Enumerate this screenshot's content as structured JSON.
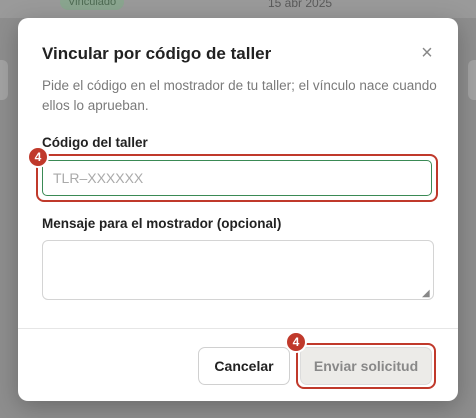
{
  "background": {
    "badge": "Vinculado",
    "date": "15 abr 2025"
  },
  "dialog": {
    "title": "Vincular por código de taller",
    "close_icon": "close-icon",
    "description": "Pide el código en el mostrador de tu taller; el vínculo nace cuando ellos lo aprueban.",
    "code_field": {
      "label": "Código del taller",
      "value": "",
      "placeholder": "TLR–XXXXXX"
    },
    "message_field": {
      "label": "Mensaje para el mostrador (opcional)",
      "value": "",
      "placeholder": ""
    },
    "buttons": {
      "cancel": "Cancelar",
      "send": "Enviar solicitud"
    },
    "step_badges": [
      "4",
      "4"
    ]
  },
  "colors": {
    "accent_red": "#c0392b",
    "focus_green": "#3a8a55"
  }
}
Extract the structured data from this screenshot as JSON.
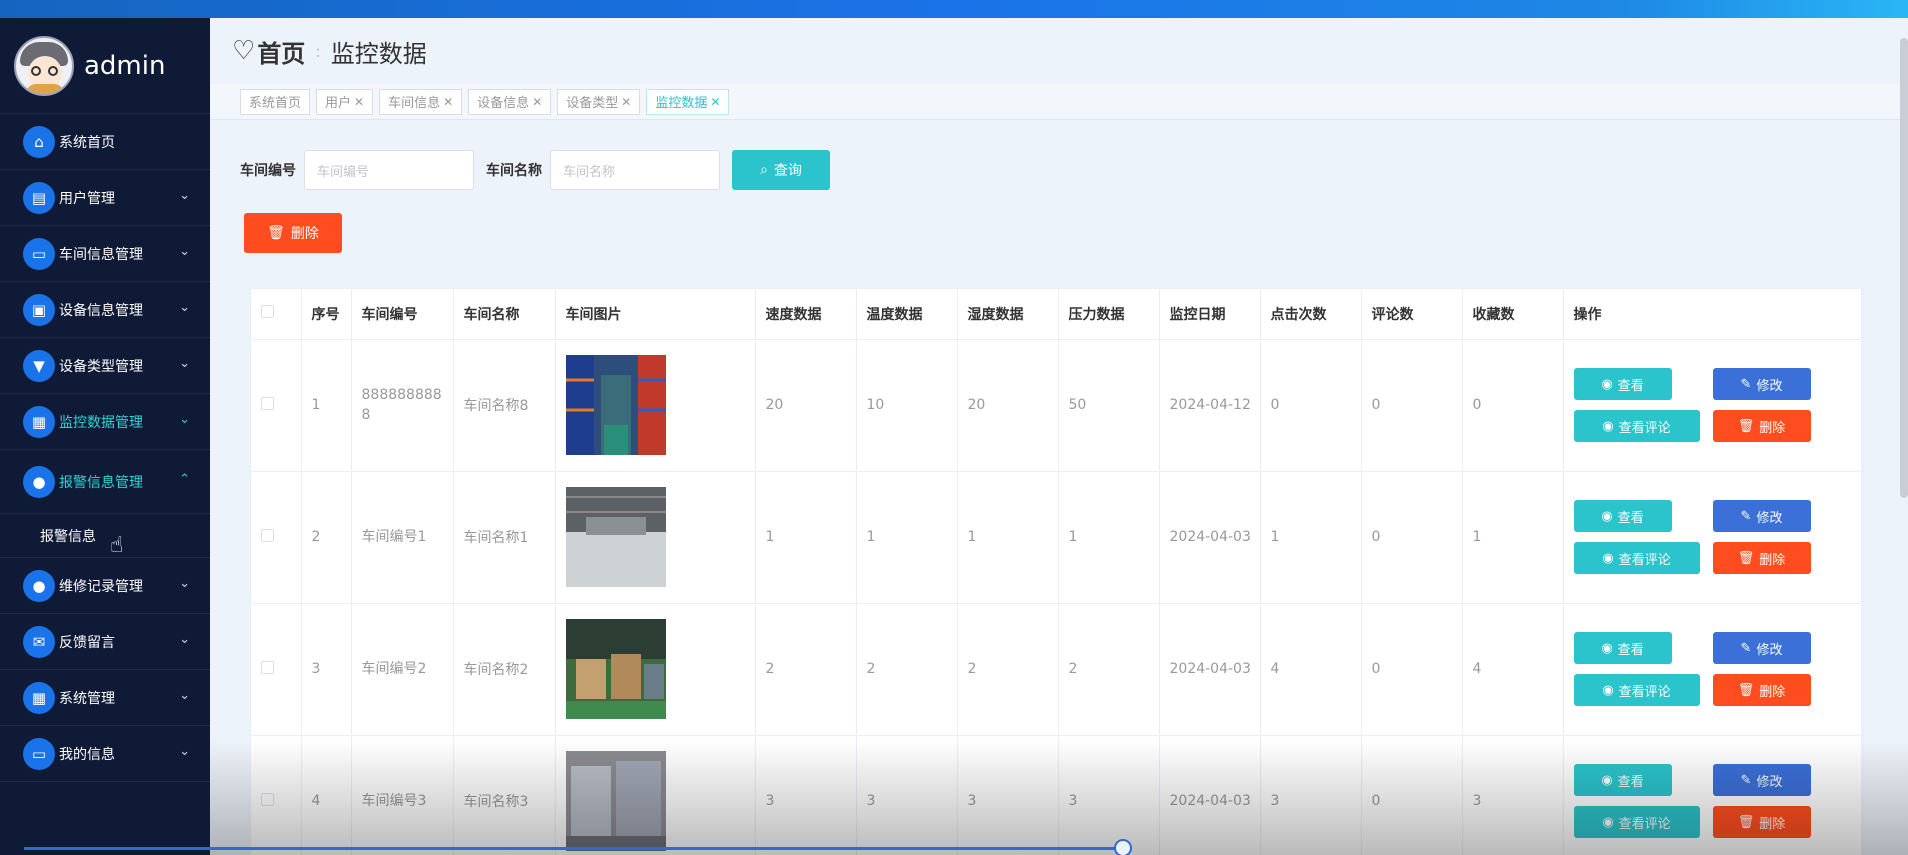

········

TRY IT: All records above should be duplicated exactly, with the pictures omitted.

WRITTEN RESPONSE:
Enumerate this screenshot's content as structured JSON.
{
  "background": {
    "badge": "Vinculado",
    "date": "15 abr 2025"
  },
  "dialog": {
    "title": "Vincular por código de taller",
    "close_icon": "close-icon",
    "description": "Pide el código en el mostrador de tu taller; el vínculo nace cuando ellos lo aprueban.",
    "code_field": {
      "label": "Código del taller",
      "value": "",
      "placeholder": "TLR–XXXXXX"
    },
    "message_field": {
      "label": "Mensaje para el mostrador (opcional)",
      "value": "",
      "placeholder": ""
    },
    "buttons": {
      "cancel": "Cancelar",
      "send": "Enviar solicitud"
    },
    "step_badges": [
      "4",
      "4"
    ]
  },
  "colors": {
    "accent_red": "#c0392b",
    "focus_green": "#3a8a55"
  }
}
Extract the structured data from this screenshot as JSON.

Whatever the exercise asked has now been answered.